*What is expected:*
Write the records out again exactly as they read, dropping any picture they hold.

Data about app and page elements
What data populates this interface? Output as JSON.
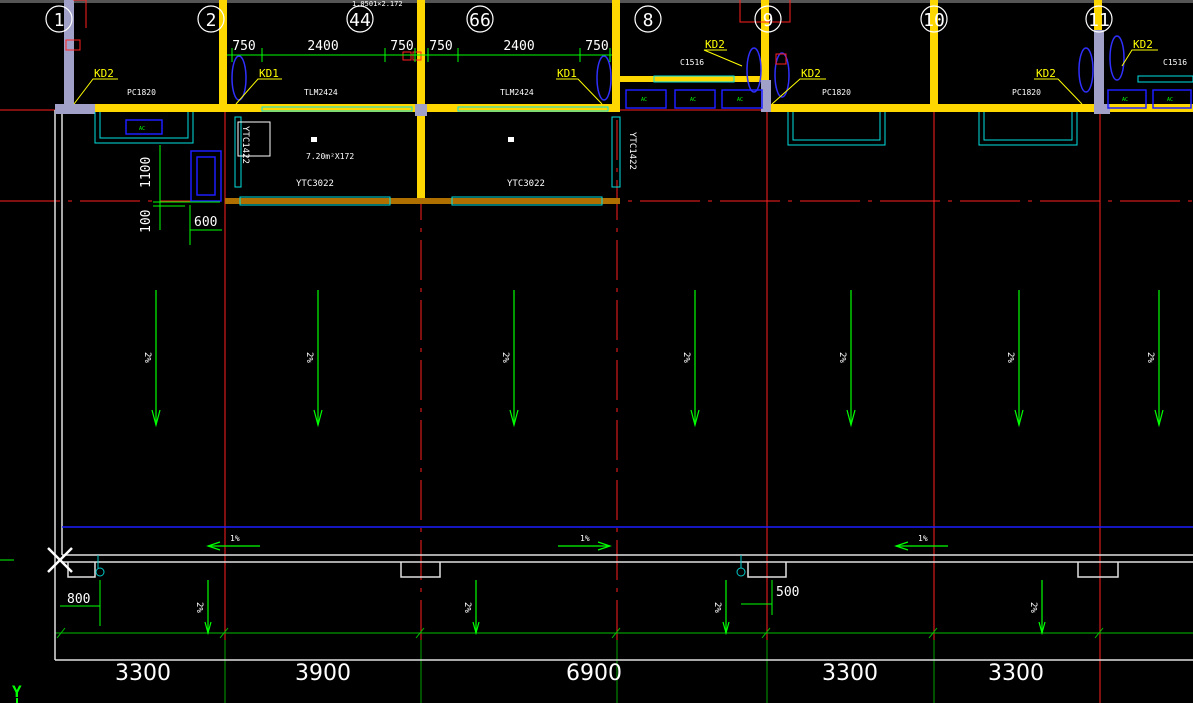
{
  "app": {
    "title": "CAD drawing canvas"
  },
  "colors": {
    "background": "#000000",
    "wall": "#ffd700",
    "axis": "#ff0000",
    "window": "#00ffff",
    "dim": "#00ff00",
    "annotation": "#ffff00",
    "blue": "#1e1eff"
  },
  "axis_labels": [
    "1",
    "2",
    "44",
    "66",
    "8",
    "9",
    "10",
    "11"
  ],
  "bottom_dims": [
    "3300",
    "3900",
    "6900",
    "3300",
    "3300"
  ],
  "top_dims": [
    "750",
    "2400",
    "750",
    "750",
    "2400",
    "750"
  ],
  "kd_labels": [
    "KD2",
    "KD1",
    "KD1",
    "KD2",
    "KD2",
    "KD2",
    "KD2"
  ],
  "window_labels": [
    "PC1820",
    "TLM2424",
    "TLM2424",
    "C1516",
    "PC1820",
    "PC1820",
    "C1516"
  ],
  "ytc_labels": [
    "YTC3022",
    "YTC3022"
  ],
  "ytc_vertical": [
    "YTC1422",
    "YTC1422"
  ],
  "room_text": [
    "7.20m²X172"
  ],
  "left_dims": [
    "1100",
    "100",
    "600",
    "800",
    "500"
  ],
  "slope_labels": [
    "1%",
    "1%",
    "1%"
  ],
  "arrow_labels": [
    "2%"
  ],
  "ac_label": "AC",
  "top_cut_text": "1.0501×2.172",
  "ucs": {
    "y": "Y"
  }
}
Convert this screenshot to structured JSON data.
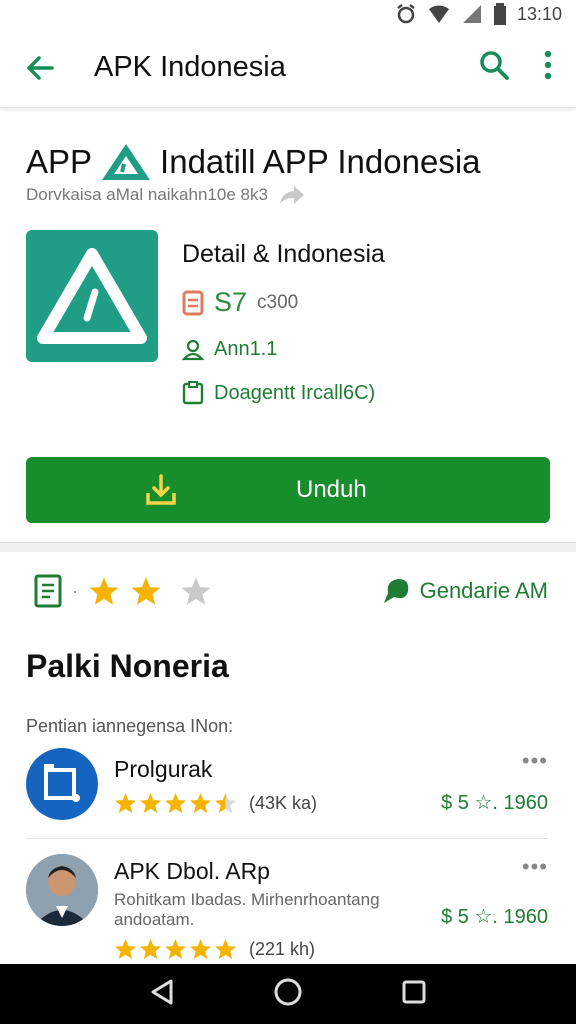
{
  "status_bar": {
    "time": "13:10",
    "icons": [
      "alarm-icon",
      "signal-icon",
      "battery-icon"
    ]
  },
  "app_bar": {
    "title": "APK Indonesia",
    "icons": [
      "back-arrow-icon",
      "search-icon",
      "more-vert-icon"
    ]
  },
  "header": {
    "headline_prefix": "APP",
    "headline_suffix": "Indatill APP Indonesia",
    "subtitle": "Dorvkaisa aMal naikahn10e 8k3"
  },
  "app": {
    "detail_title": "Detail & Indonesia",
    "price": "S7",
    "price_secondary": "c300",
    "author": "Ann1.1",
    "document": "Doagentt Ircall6C)",
    "download_label": "Unduh",
    "accent": "#1f9e85",
    "button_color": "#188d2c"
  },
  "rating_row": {
    "stars_filled": 2,
    "stars_total": 3,
    "right_label": "Gendarie AM"
  },
  "section": {
    "title": "Palki Noneria",
    "subtitle": "Pentian iannegensa INon:"
  },
  "list": [
    {
      "name": "Prolgurak",
      "description": "",
      "rating": 4.5,
      "count": "(43K ka)",
      "price": "$ 5 ☆. 1960",
      "avatar": "blue-app-icon"
    },
    {
      "name": "APK Dbol. ARp",
      "description": "Rohitkam Ibadas. Mirhenrhoantang andoatam.",
      "rating": 5,
      "count": "(221 kh)",
      "price": "$ 5 ☆. 1960",
      "avatar": "user-photo"
    }
  ],
  "nav_bar": {
    "icons": [
      "back-triangle-icon",
      "home-circle-icon",
      "recents-square-icon"
    ]
  }
}
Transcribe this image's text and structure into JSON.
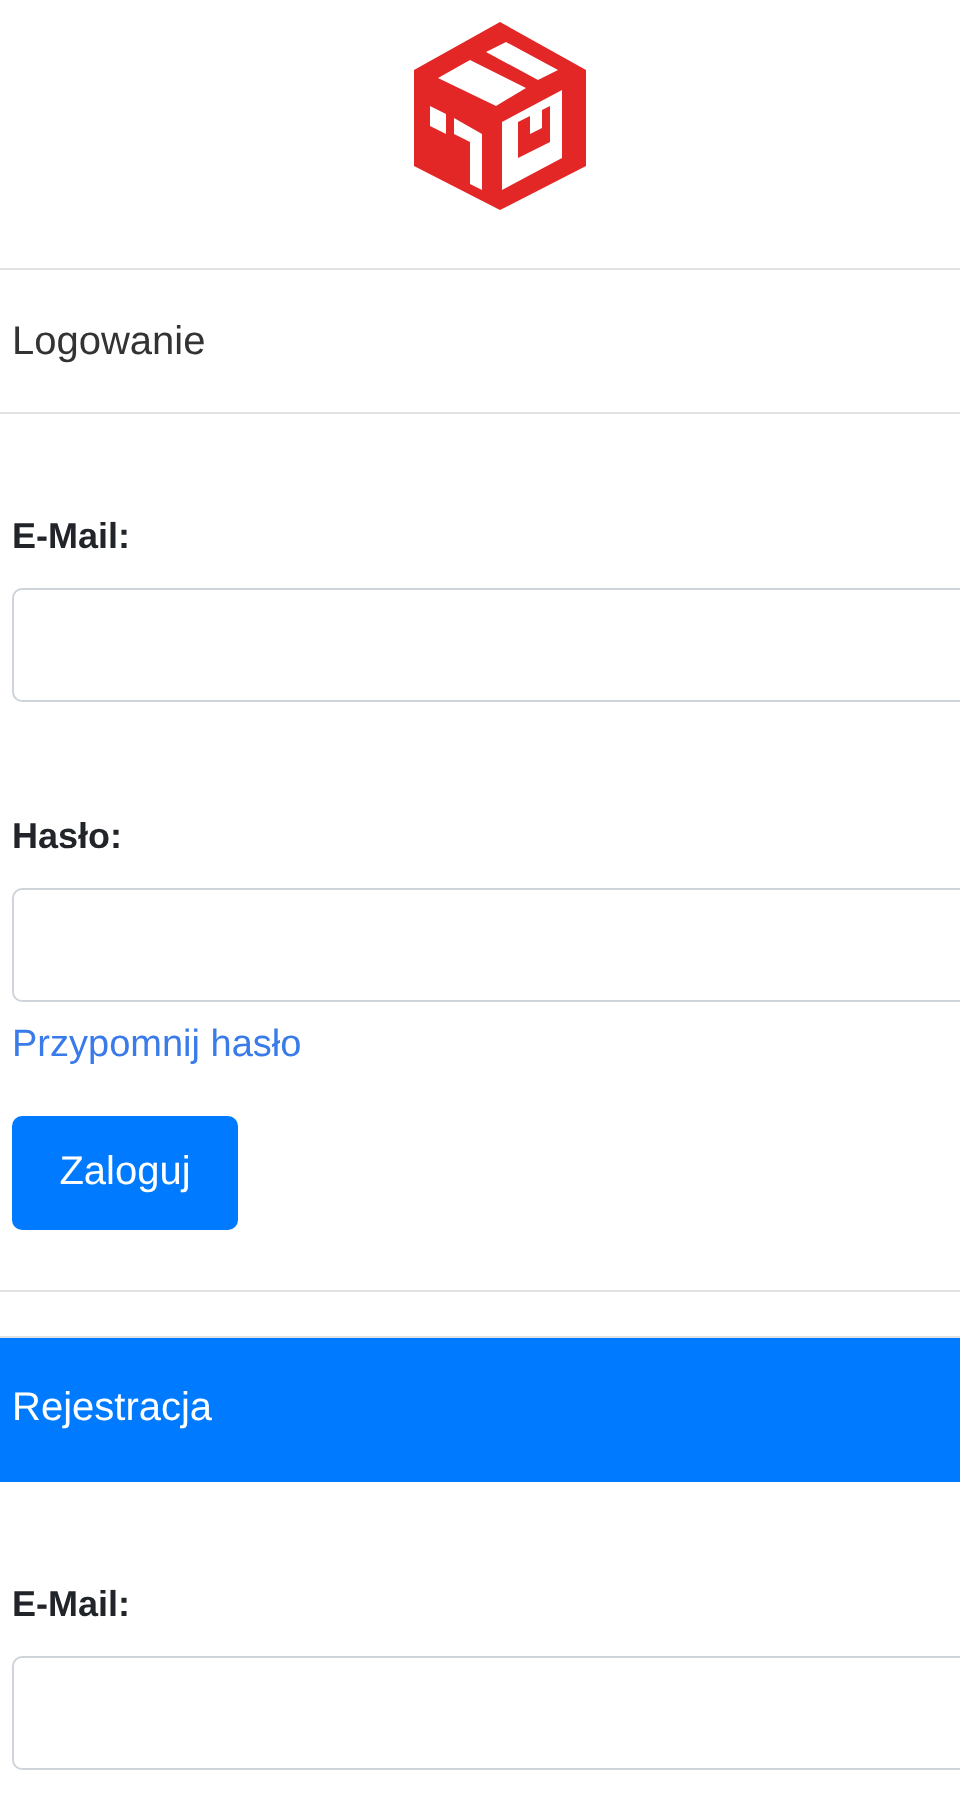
{
  "sections": [
    {
      "title": "Logowanie",
      "highlighted": false,
      "fields": [
        {
          "label": "E-Mail:"
        },
        {
          "label": "Hasło:"
        }
      ],
      "link": "Przypomnij hasło",
      "button": "Zaloguj"
    },
    {
      "title": "Rejestracja",
      "highlighted": true,
      "fields": [
        {
          "label": "E-Mail:"
        }
      ]
    }
  ]
}
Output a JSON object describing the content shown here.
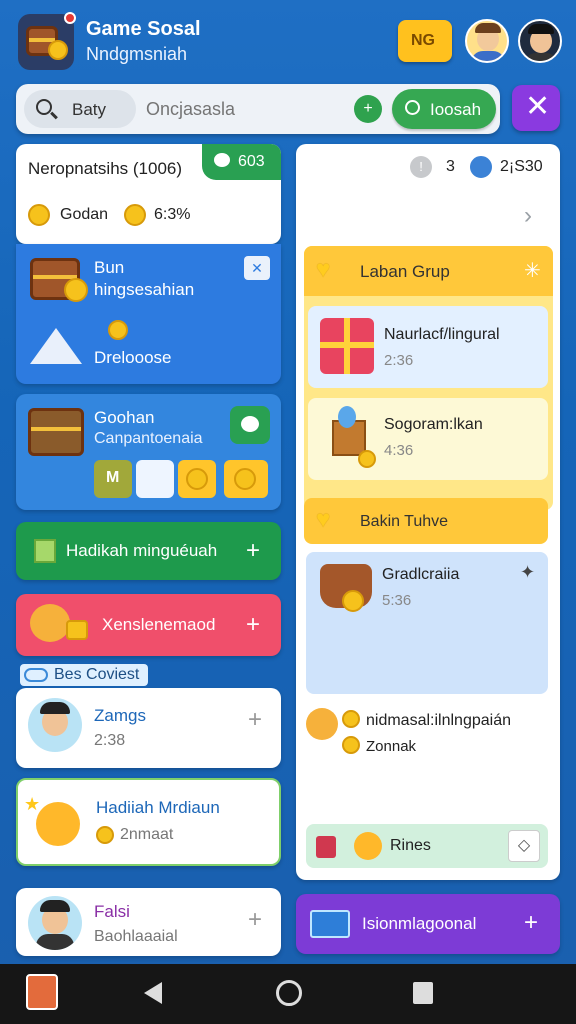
{
  "header": {
    "title": "Game Sosal",
    "subtitle": "Nndgmsniah",
    "badge_label": "NG"
  },
  "search": {
    "chip_label": "Baty",
    "placeholder": "Oncjasasla",
    "button_label": "Ioosah"
  },
  "left": {
    "profile_card": {
      "title": "Neropnatsihs (1006)",
      "tag": "603",
      "coin1": "Godan",
      "coin2": "6:3%"
    },
    "blue_card": {
      "title": "Bun",
      "subtitle": "hingsesahian",
      "label": "Drelooose"
    },
    "gift_card": {
      "title": "Goohan",
      "subtitle": "Canpantoenaia",
      "tile1": "M"
    },
    "green_button": "Hadikah minguéuah",
    "red_button": "Xenslenemaod",
    "section_label": "Bes Coviest",
    "list": [
      {
        "name": "Zamgs",
        "sub": "2:38"
      },
      {
        "name": "Hadiiah Mrdiaun",
        "sub": "2nmaat"
      },
      {
        "name": "Falsi",
        "sub": "Baohlaaaial"
      }
    ]
  },
  "right": {
    "stat_count": "3",
    "stat_value": "2¡S30",
    "group1_title": "Laban Grup",
    "items": [
      {
        "name": "Naurlacf/lingural",
        "time": "2:36"
      },
      {
        "name": "Sogoram:lkan",
        "time": "4:36"
      }
    ],
    "group2_title": "Bakin Tuhve",
    "item3": {
      "name": "Gradlcraiia",
      "time": "5:36"
    },
    "promo_text": "nidmasal:ilnlngpaián",
    "promo_sub": "Zonnak",
    "rines_label": "Rines",
    "purple_button": "Isionmlagoonal"
  },
  "colors": {
    "blue": "#2d7be0",
    "green": "#1e9a4c",
    "red": "#f04f6b",
    "yellow": "#ffc83a",
    "purple": "#7d3bd6"
  }
}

*Answer space:*
What data populates this interface? Output as JSON.
{
  "app": {
    "title": "CAD drawing canvas"
  },
  "colors": {
    "background": "#000000",
    "wall": "#ffd700",
    "axis": "#ff0000",
    "window": "#00ffff",
    "dim": "#00ff00",
    "annotation": "#ffff00",
    "blue": "#1e1eff"
  },
  "axis_labels": [
    "1",
    "2",
    "44",
    "66",
    "8",
    "9",
    "10",
    "11"
  ],
  "bottom_dims": [
    "3300",
    "3900",
    "6900",
    "3300",
    "3300"
  ],
  "top_dims": [
    "750",
    "2400",
    "750",
    "750",
    "2400",
    "750"
  ],
  "kd_labels": [
    "KD2",
    "KD1",
    "KD1",
    "KD2",
    "KD2",
    "KD2",
    "KD2"
  ],
  "window_labels": [
    "PC1820",
    "TLM2424",
    "TLM2424",
    "C1516",
    "PC1820",
    "PC1820",
    "C1516"
  ],
  "ytc_labels": [
    "YTC3022",
    "YTC3022"
  ],
  "ytc_vertical": [
    "YTC1422",
    "YTC1422"
  ],
  "room_text": [
    "7.20m²X172"
  ],
  "left_dims": [
    "1100",
    "100",
    "600",
    "800",
    "500"
  ],
  "slope_labels": [
    "1%",
    "1%",
    "1%"
  ],
  "arrow_labels": [
    "2%"
  ],
  "ac_label": "AC",
  "top_cut_text": "1.0501×2.172",
  "ucs": {
    "y": "Y"
  }
}
Convert this screenshot to structured JSON data.
{
  "status_bar": {
    "time": "13:10",
    "icons": [
      "alarm-icon",
      "signal-icon",
      "battery-icon"
    ]
  },
  "app_bar": {
    "title": "APK Indonesia",
    "icons": [
      "back-arrow-icon",
      "search-icon",
      "more-vert-icon"
    ]
  },
  "header": {
    "headline_prefix": "APP",
    "headline_suffix": "Indatill APP Indonesia",
    "subtitle": "Dorvkaisa aMal naikahn10e 8k3"
  },
  "app": {
    "detail_title": "Detail & Indonesia",
    "price": "S7",
    "price_secondary": "c300",
    "author": "Ann1.1",
    "document": "Doagentt Ircall6C)",
    "download_label": "Unduh",
    "accent": "#1f9e85",
    "button_color": "#188d2c"
  },
  "rating_row": {
    "stars_filled": 2,
    "stars_total": 3,
    "right_label": "Gendarie AM"
  },
  "section": {
    "title": "Palki Noneria",
    "subtitle": "Pentian iannegensa INon:"
  },
  "list": [
    {
      "name": "Prolgurak",
      "description": "",
      "rating": 4.5,
      "count": "(43K ka)",
      "price": "$ 5 ☆. 1960",
      "avatar": "blue-app-icon"
    },
    {
      "name": "APK Dbol. ARp",
      "description": "Rohitkam Ibadas. Mirhenrhoantang andoatam.",
      "rating": 5,
      "count": "(221 kh)",
      "price": "$ 5 ☆. 1960",
      "avatar": "user-photo"
    }
  ],
  "nav_bar": {
    "icons": [
      "back-triangle-icon",
      "home-circle-icon",
      "recents-square-icon"
    ]
  }
}
Transcribe this image's text and structure into JSON.
{
  "sections": [
    {
      "title": "Logowanie",
      "highlighted": false,
      "fields": [
        {
          "label": "E-Mail:"
        },
        {
          "label": "Hasło:"
        }
      ],
      "link": "Przypomnij hasło",
      "button": "Zaloguj"
    },
    {
      "title": "Rejestracja",
      "highlighted": true,
      "fields": [
        {
          "label": "E-Mail:"
        }
      ]
    }
  ]
}
Output a JSON object describing the content shown here.
{
  "header": {
    "title": "Game Sosal",
    "subtitle": "Nndgmsniah",
    "badge_label": "NG"
  },
  "search": {
    "chip_label": "Baty",
    "placeholder": "Oncjasasla",
    "button_label": "Ioosah"
  },
  "left": {
    "profile_card": {
      "title": "Neropnatsihs (1006)",
      "tag": "603",
      "coin1": "Godan",
      "coin2": "6:3%"
    },
    "blue_card": {
      "title": "Bun",
      "subtitle": "hingsesahian",
      "label": "Drelooose"
    },
    "gift_card": {
      "title": "Goohan",
      "subtitle": "Canpantoenaia",
      "tile1": "M"
    },
    "green_button": "Hadikah minguéuah",
    "red_button": "Xenslenemaod",
    "section_label": "Bes Coviest",
    "list": [
      {
        "name": "Zamgs",
        "sub": "2:38"
      },
      {
        "name": "Hadiiah Mrdiaun",
        "sub": "2nmaat"
      },
      {
        "name": "Falsi",
        "sub": "Baohlaaaial"
      }
    ]
  },
  "right": {
    "stat_count": "3",
    "stat_value": "2¡S30",
    "group1_title": "Laban Grup",
    "items": [
      {
        "name": "Naurlacf/lingural",
        "time": "2:36"
      },
      {
        "name": "Sogoram:lkan",
        "time": "4:36"
      }
    ],
    "group2_title": "Bakin Tuhve",
    "item3": {
      "name": "Gradlcraiia",
      "time": "5:36"
    },
    "promo_text": "nidmasal:ilnlngpaián",
    "promo_sub": "Zonnak",
    "rines_label": "Rines",
    "purple_button": "Isionmlagoonal"
  },
  "colors": {
    "blue": "#2d7be0",
    "green": "#1e9a4c",
    "red": "#f04f6b",
    "yellow": "#ffc83a",
    "purple": "#7d3bd6"
  }
}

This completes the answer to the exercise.